-- Opening Marker --

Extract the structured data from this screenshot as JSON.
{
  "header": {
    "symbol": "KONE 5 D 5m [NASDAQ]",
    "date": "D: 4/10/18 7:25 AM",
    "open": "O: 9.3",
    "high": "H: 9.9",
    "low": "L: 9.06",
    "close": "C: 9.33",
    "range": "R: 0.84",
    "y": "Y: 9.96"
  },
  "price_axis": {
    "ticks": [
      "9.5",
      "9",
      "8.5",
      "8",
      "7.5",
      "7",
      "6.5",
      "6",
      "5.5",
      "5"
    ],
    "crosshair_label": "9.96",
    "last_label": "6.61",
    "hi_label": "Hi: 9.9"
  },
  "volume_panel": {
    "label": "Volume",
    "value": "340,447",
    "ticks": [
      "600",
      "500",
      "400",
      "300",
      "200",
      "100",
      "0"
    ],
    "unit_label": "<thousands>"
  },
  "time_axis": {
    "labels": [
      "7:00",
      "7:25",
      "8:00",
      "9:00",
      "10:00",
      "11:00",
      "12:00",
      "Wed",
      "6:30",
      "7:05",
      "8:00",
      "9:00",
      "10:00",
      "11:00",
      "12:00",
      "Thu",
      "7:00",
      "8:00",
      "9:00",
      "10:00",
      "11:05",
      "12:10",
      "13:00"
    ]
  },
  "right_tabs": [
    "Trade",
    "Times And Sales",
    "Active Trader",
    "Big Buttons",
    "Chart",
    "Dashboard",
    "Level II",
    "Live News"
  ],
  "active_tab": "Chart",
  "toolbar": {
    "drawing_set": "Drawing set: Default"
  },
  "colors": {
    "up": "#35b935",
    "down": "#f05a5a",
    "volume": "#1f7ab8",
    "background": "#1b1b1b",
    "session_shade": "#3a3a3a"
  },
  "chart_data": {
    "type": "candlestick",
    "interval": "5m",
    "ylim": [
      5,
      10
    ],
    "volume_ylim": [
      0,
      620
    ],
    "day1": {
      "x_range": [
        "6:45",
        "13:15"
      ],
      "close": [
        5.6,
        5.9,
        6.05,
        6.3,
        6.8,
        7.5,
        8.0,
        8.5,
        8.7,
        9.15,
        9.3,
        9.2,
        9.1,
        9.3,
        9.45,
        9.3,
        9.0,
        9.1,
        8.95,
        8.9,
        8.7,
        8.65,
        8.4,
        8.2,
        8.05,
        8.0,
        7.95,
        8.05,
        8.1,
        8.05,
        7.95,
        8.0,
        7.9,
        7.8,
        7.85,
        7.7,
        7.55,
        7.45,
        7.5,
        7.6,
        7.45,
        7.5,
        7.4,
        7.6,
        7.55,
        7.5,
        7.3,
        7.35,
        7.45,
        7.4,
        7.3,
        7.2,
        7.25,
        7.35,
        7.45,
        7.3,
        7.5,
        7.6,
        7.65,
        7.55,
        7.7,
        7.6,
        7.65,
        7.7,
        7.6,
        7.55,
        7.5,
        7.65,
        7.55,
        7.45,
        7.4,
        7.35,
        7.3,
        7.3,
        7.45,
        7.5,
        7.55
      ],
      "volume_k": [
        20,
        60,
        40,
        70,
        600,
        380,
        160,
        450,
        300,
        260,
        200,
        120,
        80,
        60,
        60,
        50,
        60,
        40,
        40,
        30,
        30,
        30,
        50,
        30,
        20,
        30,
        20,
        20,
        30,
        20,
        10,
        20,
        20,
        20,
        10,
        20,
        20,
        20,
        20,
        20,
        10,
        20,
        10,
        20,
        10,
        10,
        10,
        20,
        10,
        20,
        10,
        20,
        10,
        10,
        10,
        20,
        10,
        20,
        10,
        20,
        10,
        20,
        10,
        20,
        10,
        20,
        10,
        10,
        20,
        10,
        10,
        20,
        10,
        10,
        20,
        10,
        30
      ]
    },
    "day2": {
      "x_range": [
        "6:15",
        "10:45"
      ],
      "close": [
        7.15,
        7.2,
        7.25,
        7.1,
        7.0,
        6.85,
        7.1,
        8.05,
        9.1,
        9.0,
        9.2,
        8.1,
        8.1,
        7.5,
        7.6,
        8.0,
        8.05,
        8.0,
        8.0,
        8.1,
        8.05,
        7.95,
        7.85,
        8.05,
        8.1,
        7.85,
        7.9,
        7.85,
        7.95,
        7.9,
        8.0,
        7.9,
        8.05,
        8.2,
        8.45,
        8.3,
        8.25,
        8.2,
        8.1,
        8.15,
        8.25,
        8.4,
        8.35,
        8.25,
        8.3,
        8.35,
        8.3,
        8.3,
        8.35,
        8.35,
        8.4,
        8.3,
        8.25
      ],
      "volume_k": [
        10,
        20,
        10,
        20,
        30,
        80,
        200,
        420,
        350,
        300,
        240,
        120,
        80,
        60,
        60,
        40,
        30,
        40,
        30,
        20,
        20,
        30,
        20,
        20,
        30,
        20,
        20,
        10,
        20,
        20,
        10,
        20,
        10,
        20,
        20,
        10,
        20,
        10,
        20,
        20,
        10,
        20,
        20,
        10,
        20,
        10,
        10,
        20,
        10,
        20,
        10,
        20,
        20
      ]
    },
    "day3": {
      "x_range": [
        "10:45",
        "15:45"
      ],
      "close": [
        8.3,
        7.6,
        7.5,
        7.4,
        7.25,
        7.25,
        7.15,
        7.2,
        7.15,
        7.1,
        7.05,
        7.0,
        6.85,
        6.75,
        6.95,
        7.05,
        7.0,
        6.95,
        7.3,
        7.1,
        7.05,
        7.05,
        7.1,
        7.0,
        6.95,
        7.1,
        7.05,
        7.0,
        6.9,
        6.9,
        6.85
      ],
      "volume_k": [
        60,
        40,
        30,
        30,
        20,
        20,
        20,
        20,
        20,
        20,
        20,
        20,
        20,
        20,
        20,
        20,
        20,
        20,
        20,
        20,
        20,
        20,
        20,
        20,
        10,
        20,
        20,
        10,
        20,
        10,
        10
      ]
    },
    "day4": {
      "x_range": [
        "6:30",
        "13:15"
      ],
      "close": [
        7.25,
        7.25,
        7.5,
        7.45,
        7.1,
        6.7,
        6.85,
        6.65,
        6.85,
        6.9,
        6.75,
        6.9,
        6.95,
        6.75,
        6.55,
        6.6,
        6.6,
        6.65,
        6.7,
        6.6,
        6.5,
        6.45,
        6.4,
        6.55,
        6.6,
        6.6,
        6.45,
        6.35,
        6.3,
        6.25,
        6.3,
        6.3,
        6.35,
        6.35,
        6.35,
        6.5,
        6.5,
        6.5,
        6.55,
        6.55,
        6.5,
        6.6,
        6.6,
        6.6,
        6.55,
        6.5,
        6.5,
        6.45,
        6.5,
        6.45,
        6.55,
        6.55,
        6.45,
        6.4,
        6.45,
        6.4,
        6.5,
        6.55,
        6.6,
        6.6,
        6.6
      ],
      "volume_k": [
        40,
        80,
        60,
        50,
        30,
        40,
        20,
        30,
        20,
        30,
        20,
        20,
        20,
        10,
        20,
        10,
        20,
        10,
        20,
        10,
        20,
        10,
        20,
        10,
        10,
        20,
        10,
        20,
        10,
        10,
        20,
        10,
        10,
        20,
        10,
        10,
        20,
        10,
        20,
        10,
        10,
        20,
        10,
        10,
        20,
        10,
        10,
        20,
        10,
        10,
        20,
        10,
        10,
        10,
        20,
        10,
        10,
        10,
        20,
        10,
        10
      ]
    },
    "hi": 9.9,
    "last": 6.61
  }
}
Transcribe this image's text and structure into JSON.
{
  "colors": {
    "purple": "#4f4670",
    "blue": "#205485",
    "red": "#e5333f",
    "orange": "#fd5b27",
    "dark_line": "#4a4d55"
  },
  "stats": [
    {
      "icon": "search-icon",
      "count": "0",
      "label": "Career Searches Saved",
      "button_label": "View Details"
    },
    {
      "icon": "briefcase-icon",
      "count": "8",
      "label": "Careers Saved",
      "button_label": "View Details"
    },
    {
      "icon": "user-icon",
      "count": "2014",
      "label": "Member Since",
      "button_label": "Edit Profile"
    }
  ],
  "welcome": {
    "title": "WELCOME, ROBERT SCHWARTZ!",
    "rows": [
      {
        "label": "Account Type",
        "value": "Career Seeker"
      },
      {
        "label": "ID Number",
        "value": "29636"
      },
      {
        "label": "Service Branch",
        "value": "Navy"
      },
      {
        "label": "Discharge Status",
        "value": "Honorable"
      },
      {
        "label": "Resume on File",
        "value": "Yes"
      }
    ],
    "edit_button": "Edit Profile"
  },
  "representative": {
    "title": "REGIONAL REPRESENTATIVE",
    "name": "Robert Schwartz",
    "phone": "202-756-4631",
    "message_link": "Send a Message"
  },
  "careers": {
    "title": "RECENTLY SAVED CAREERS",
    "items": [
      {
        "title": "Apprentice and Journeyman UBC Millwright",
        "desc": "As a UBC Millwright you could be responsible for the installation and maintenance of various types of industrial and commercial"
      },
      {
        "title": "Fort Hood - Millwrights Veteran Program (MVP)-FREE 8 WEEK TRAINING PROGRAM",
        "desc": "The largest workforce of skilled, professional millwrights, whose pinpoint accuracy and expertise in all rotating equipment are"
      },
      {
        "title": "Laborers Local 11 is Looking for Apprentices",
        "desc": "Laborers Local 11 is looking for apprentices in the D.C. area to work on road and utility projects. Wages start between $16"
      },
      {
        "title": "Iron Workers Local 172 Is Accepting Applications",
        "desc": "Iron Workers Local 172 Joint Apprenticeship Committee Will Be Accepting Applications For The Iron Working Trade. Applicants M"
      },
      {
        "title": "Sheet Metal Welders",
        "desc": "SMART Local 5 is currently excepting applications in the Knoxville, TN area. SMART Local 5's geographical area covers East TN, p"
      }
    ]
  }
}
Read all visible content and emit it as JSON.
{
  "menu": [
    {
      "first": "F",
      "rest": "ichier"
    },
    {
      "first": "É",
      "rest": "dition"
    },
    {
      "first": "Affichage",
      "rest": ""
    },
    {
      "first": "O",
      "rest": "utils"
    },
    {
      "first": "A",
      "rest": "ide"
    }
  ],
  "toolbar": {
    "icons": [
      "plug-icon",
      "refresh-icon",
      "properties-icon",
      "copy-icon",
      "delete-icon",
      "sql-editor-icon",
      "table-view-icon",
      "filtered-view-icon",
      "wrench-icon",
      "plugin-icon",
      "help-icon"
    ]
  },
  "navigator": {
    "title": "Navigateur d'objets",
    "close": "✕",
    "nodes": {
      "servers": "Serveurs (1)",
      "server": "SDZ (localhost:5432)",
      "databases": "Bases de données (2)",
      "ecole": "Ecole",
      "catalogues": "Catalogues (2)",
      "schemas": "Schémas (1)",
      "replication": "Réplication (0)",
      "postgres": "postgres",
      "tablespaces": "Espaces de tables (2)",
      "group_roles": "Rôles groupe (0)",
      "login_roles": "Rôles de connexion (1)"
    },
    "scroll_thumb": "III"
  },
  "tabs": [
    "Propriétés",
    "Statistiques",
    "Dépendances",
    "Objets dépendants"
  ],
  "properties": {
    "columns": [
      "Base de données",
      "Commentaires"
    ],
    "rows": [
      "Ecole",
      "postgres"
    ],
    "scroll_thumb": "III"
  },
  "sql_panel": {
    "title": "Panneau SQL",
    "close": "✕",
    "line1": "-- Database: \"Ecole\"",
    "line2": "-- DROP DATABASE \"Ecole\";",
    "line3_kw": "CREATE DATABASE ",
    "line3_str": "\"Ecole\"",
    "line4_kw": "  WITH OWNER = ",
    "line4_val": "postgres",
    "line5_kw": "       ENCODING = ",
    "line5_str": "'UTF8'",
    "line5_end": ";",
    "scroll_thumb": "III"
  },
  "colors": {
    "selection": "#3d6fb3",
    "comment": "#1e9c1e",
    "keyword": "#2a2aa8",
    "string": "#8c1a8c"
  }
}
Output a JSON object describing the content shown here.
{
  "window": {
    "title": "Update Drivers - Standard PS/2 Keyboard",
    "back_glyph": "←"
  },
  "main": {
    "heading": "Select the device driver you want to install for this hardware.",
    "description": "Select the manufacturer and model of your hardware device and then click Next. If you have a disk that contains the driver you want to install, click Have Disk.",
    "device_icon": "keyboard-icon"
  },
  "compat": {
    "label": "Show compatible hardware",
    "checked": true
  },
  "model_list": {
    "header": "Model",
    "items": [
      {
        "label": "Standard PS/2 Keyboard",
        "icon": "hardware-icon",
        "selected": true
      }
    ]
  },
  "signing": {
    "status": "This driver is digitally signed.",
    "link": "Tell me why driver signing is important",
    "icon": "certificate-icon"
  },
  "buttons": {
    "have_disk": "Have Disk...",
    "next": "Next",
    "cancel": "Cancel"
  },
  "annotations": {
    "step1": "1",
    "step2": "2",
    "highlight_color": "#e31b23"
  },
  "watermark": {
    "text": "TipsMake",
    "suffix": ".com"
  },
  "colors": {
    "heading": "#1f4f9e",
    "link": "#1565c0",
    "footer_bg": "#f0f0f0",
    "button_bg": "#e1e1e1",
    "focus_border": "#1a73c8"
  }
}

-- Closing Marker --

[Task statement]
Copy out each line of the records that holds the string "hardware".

[Completed exercise]
    "heading": "Select the device driver you want to install for this hardware.",
    "description": "Select the manufacturer and model of your hardware device and then click Next. If you have a disk that contains the driver you want to install, click Have Disk.",
    "label": "Show compatible hardware",
        "icon": "hardware-icon",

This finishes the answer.